• **INSTRUCTIONS FOR THE TASK**:
Return a copy of each line in the listing that includes the word "this".

________________________

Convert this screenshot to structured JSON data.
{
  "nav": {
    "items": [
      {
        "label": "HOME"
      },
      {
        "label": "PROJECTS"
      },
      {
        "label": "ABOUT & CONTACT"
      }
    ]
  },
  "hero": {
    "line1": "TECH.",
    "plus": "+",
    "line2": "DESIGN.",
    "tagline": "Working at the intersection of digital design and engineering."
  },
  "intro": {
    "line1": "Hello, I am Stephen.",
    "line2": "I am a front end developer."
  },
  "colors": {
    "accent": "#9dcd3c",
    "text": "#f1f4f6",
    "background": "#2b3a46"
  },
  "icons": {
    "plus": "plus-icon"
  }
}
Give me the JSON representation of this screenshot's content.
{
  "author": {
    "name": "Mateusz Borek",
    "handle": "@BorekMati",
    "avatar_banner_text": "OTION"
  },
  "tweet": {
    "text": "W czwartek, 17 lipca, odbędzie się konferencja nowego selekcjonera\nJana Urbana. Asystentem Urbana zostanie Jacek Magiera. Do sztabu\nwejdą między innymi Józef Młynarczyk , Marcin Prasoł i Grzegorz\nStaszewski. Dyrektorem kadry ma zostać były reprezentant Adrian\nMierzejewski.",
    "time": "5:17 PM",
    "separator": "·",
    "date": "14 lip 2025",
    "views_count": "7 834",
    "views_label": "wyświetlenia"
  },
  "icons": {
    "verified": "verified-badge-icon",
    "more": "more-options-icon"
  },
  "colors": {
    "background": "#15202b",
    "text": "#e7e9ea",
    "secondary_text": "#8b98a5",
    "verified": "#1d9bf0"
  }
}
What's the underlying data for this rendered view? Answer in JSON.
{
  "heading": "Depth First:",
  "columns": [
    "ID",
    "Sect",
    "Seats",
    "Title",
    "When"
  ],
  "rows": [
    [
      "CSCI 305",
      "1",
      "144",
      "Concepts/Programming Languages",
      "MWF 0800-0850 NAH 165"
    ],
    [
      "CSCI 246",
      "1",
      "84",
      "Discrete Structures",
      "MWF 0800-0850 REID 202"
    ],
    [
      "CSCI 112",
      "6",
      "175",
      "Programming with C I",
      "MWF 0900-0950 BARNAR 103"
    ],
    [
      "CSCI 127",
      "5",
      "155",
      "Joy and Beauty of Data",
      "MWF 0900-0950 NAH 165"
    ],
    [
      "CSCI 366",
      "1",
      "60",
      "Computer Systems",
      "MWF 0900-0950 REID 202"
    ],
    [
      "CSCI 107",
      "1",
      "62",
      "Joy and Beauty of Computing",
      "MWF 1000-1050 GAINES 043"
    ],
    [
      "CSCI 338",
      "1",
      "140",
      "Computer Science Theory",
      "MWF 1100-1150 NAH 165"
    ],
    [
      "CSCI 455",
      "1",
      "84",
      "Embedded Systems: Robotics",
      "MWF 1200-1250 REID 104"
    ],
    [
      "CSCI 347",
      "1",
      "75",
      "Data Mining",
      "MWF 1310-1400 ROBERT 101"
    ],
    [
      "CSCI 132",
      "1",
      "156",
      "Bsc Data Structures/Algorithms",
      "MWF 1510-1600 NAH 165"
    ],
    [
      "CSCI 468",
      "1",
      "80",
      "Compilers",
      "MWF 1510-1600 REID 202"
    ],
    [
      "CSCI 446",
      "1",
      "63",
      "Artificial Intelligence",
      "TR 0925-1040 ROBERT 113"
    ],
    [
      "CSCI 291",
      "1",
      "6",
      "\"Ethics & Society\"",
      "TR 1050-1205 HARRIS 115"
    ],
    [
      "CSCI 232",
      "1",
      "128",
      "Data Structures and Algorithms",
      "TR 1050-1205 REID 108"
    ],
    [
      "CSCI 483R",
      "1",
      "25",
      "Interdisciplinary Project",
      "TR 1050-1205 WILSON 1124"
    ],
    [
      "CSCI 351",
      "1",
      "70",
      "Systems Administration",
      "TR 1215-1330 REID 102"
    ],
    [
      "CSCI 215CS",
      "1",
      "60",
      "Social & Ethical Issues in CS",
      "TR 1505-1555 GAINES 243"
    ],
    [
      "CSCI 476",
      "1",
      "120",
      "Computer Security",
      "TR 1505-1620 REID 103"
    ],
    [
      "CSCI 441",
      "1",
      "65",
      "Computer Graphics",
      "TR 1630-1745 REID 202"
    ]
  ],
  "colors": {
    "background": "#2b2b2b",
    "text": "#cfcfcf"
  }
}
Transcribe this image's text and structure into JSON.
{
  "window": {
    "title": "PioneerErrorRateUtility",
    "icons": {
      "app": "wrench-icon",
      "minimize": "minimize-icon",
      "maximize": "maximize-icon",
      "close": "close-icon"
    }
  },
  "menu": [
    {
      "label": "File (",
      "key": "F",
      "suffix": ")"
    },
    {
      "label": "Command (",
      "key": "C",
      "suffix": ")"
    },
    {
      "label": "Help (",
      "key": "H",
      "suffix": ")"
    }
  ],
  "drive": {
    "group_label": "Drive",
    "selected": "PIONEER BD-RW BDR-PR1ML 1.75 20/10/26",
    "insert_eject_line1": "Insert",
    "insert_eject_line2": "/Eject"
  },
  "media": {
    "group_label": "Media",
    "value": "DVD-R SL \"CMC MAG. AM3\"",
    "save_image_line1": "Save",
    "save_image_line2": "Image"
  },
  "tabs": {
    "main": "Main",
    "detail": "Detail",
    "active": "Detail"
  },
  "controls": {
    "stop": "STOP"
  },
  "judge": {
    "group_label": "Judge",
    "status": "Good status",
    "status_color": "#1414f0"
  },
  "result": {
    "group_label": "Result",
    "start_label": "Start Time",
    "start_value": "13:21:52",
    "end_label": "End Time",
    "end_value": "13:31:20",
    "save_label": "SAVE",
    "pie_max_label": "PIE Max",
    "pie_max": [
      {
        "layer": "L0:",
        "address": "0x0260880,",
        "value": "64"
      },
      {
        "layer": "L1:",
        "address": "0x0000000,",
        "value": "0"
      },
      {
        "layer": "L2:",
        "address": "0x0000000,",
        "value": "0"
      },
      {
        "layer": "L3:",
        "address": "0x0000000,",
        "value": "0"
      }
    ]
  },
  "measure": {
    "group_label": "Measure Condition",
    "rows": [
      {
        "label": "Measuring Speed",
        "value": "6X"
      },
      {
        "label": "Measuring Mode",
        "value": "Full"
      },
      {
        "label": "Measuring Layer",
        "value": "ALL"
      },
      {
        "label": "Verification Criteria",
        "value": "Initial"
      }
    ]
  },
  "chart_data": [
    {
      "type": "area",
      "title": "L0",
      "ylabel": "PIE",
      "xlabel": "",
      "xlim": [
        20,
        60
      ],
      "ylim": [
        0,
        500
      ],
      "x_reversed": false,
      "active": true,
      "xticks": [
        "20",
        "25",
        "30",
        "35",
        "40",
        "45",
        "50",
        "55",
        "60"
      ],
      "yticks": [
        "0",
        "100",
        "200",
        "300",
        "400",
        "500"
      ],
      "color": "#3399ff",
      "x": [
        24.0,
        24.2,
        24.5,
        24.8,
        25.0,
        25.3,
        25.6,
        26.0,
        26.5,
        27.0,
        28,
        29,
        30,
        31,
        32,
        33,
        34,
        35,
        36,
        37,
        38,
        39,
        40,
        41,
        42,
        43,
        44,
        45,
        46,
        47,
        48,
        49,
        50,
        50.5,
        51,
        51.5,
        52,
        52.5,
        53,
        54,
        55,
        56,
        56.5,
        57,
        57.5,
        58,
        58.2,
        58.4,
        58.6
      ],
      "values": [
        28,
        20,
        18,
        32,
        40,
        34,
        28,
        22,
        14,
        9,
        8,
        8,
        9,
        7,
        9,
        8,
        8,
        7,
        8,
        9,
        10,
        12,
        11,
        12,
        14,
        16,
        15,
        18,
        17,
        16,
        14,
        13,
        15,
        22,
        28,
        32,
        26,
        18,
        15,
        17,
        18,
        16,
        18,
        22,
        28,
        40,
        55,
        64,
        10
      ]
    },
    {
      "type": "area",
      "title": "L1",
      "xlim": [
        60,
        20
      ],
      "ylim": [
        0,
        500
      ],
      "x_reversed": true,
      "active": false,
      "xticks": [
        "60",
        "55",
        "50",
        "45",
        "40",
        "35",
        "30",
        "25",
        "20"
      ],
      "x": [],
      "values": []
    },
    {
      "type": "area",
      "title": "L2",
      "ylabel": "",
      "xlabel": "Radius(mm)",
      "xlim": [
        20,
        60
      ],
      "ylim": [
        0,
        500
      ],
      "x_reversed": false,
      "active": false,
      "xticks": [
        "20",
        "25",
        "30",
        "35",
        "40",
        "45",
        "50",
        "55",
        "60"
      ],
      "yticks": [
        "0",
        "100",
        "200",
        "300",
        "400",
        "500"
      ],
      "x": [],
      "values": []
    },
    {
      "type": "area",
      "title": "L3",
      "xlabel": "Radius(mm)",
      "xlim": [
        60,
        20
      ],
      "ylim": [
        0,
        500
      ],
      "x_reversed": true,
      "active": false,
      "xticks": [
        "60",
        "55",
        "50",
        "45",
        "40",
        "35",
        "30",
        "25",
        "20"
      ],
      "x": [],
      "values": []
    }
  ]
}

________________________

• **EXERCISE RESPONSE**:
Convert this screenshot to structured JSON data.
Give me the JSON representation of this screenshot's content.
What's the underlying data for this rendered view? Answer in JSON.
Transcribe this image's text and structure into JSON.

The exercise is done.